- _WHAT YOU ARE ASKED TO DO_:
If a line of the records holds the word "nhận", copy it out.

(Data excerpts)
# # # #

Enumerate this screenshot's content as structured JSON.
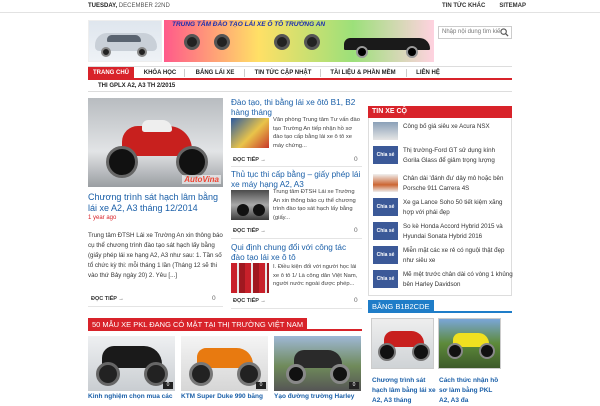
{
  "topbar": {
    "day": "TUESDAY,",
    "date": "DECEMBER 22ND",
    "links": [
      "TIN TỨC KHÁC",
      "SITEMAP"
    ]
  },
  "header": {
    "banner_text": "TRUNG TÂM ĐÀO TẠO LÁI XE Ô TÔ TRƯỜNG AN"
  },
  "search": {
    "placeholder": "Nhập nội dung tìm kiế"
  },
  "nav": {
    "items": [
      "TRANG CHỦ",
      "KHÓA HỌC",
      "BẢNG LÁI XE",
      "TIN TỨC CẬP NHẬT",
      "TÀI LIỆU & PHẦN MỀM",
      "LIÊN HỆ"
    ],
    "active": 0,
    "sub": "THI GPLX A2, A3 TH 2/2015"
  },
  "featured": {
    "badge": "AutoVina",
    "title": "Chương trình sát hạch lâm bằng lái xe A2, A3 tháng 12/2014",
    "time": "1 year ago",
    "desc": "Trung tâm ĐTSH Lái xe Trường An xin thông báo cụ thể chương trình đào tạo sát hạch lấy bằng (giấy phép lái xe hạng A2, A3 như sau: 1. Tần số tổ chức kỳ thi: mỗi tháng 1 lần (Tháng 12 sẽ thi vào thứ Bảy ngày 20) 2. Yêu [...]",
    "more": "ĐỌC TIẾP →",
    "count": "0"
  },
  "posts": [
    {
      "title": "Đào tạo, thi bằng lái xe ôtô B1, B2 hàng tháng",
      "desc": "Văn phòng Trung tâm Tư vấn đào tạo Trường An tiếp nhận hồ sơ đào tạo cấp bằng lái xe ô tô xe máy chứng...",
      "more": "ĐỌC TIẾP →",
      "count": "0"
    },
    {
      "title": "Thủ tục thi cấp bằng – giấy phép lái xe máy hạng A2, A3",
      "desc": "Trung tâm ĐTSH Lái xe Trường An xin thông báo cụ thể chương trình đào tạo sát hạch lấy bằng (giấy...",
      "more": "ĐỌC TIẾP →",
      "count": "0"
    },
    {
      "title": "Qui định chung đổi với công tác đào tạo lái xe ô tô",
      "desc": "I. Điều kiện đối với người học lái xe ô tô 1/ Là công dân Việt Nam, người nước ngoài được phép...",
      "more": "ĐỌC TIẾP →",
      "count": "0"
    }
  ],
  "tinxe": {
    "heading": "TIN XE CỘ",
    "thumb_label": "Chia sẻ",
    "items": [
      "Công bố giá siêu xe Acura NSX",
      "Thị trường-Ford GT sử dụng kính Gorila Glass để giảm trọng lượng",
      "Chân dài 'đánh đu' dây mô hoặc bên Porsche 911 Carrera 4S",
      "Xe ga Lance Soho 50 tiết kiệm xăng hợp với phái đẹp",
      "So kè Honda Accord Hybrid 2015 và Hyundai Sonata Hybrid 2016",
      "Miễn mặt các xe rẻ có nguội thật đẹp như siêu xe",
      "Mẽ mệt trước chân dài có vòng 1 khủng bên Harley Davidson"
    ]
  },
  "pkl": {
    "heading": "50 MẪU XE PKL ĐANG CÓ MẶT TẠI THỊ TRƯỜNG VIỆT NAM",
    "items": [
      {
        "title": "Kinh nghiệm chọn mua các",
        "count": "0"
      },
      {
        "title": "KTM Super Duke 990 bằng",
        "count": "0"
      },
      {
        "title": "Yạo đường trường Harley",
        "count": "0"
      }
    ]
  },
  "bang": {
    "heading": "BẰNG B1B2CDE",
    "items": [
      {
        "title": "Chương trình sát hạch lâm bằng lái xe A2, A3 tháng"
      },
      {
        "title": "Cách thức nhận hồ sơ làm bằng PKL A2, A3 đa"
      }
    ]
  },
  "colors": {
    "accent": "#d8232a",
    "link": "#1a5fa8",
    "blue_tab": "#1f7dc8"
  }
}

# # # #

- _ANSWER SPACE_:
      "desc": "Văn phòng Trung tâm Tư vấn đào tạo Trường An tiếp nhận hồ sơ đào tạo cấp bằng lái xe ô tô xe máy chứng...",
        "title": "Cách thức nhận hồ sơ làm bằng PKL A2, A3 đa"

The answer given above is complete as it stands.